**TASK TO CARRY OUT**
Every entry, exactly as given, must be retyped.

**Data extracted from a collection**
###
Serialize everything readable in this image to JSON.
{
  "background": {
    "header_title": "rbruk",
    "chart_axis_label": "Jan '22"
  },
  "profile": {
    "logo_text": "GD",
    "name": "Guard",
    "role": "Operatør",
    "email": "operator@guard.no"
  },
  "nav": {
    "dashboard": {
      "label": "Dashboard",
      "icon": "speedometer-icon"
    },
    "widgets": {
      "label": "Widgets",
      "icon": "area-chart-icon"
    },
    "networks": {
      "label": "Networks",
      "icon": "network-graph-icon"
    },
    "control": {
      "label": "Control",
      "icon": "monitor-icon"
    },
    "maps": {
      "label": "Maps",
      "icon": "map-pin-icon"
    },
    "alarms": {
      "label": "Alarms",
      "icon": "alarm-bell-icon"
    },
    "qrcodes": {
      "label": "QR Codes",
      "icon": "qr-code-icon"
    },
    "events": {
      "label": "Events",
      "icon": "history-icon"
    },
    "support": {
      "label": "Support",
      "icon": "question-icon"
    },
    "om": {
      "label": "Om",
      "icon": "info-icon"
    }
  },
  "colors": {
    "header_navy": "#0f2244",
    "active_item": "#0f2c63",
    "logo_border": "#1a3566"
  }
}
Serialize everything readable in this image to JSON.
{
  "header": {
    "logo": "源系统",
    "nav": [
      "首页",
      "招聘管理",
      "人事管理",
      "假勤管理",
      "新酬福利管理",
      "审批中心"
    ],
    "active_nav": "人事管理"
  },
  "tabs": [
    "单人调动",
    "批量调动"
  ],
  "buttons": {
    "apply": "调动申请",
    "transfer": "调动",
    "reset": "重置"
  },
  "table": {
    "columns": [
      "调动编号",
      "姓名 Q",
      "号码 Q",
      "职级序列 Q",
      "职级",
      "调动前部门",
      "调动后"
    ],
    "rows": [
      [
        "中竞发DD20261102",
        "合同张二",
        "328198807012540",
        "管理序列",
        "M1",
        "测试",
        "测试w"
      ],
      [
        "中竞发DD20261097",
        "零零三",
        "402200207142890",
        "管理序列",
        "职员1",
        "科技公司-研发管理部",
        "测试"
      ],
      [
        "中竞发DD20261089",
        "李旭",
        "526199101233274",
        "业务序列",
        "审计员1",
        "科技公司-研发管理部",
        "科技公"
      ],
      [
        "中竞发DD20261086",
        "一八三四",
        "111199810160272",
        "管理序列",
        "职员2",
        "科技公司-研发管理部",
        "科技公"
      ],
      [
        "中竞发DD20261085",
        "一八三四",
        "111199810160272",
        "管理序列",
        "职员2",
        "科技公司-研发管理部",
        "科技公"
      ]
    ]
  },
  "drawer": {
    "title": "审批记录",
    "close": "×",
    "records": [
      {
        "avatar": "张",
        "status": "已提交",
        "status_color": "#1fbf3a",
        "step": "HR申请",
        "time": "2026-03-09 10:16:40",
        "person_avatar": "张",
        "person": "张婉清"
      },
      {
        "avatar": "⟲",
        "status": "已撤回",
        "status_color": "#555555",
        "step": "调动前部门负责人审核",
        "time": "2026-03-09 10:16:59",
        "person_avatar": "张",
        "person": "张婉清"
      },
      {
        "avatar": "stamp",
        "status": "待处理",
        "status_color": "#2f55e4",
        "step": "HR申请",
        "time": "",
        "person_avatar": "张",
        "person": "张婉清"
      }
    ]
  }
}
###
**PROBLEM SOLUTION**
Serialize everything readable in this image to JSON.
{
  "background": {
    "header_title": "rbruk",
    "chart_axis_label": "Jan '22"
  },
  "profile": {
    "logo_text": "GD",
    "name": "Guard",
    "role": "Operatør",
    "email": "operator@guard.no"
  },
  "nav": {
    "dashboard": {
      "label": "Dashboard",
      "icon": "speedometer-icon"
    },
    "widgets": {
      "label": "Widgets",
      "icon": "area-chart-icon"
    },
    "networks": {
      "label": "Networks",
      "icon": "network-graph-icon"
    },
    "control": {
      "label": "Control",
      "icon": "monitor-icon"
    },
    "maps": {
      "label": "Maps",
      "icon": "map-pin-icon"
    },
    "alarms": {
      "label": "Alarms",
      "icon": "alarm-bell-icon"
    },
    "qrcodes": {
      "label": "QR Codes",
      "icon": "qr-code-icon"
    },
    "events": {
      "label": "Events",
      "icon": "history-icon"
    },
    "support": {
      "label": "Support",
      "icon": "question-icon"
    },
    "om": {
      "label": "Om",
      "icon": "info-icon"
    }
  },
  "colors": {
    "header_navy": "#0f2244",
    "active_item": "#0f2c63",
    "logo_border": "#1a3566"
  }
}
Serialize everything readable in this image to JSON.
{
  "header": {
    "logo": "源系统",
    "nav": [
      "首页",
      "招聘管理",
      "人事管理",
      "假勤管理",
      "新酬福利管理",
      "审批中心"
    ],
    "active_nav": "人事管理"
  },
  "tabs": [
    "单人调动",
    "批量调动"
  ],
  "buttons": {
    "apply": "调动申请",
    "transfer": "调动",
    "reset": "重置"
  },
  "table": {
    "columns": [
      "调动编号",
      "姓名 Q",
      "号码 Q",
      "职级序列 Q",
      "职级",
      "调动前部门",
      "调动后"
    ],
    "rows": [
      [
        "中竞发DD20261102",
        "合同张二",
        "328198807012540",
        "管理序列",
        "M1",
        "测试",
        "测试w"
      ],
      [
        "中竞发DD20261097",
        "零零三",
        "402200207142890",
        "管理序列",
        "职员1",
        "科技公司-研发管理部",
        "测试"
      ],
      [
        "中竞发DD20261089",
        "李旭",
        "526199101233274",
        "业务序列",
        "审计员1",
        "科技公司-研发管理部",
        "科技公"
      ],
      [
        "中竞发DD20261086",
        "一八三四",
        "111199810160272",
        "管理序列",
        "职员2",
        "科技公司-研发管理部",
        "科技公"
      ],
      [
        "中竞发DD20261085",
        "一八三四",
        "111199810160272",
        "管理序列",
        "职员2",
        "科技公司-研发管理部",
        "科技公"
      ]
    ]
  },
  "drawer": {
    "title": "审批记录",
    "close": "×",
    "records": [
      {
        "avatar": "张",
        "status": "已提交",
        "status_color": "#1fbf3a",
        "step": "HR申请",
        "time": "2026-03-09 10:16:40",
        "person_avatar": "张",
        "person": "张婉清"
      },
      {
        "avatar": "⟲",
        "status": "已撤回",
        "status_color": "#555555",
        "step": "调动前部门负责人审核",
        "time": "2026-03-09 10:16:59",
        "person_avatar": "张",
        "person": "张婉清"
      },
      {
        "avatar": "stamp",
        "status": "待处理",
        "status_color": "#2f55e4",
        "step": "HR申请",
        "time": "",
        "person_avatar": "张",
        "person": "张婉清"
      }
    ]
  }
}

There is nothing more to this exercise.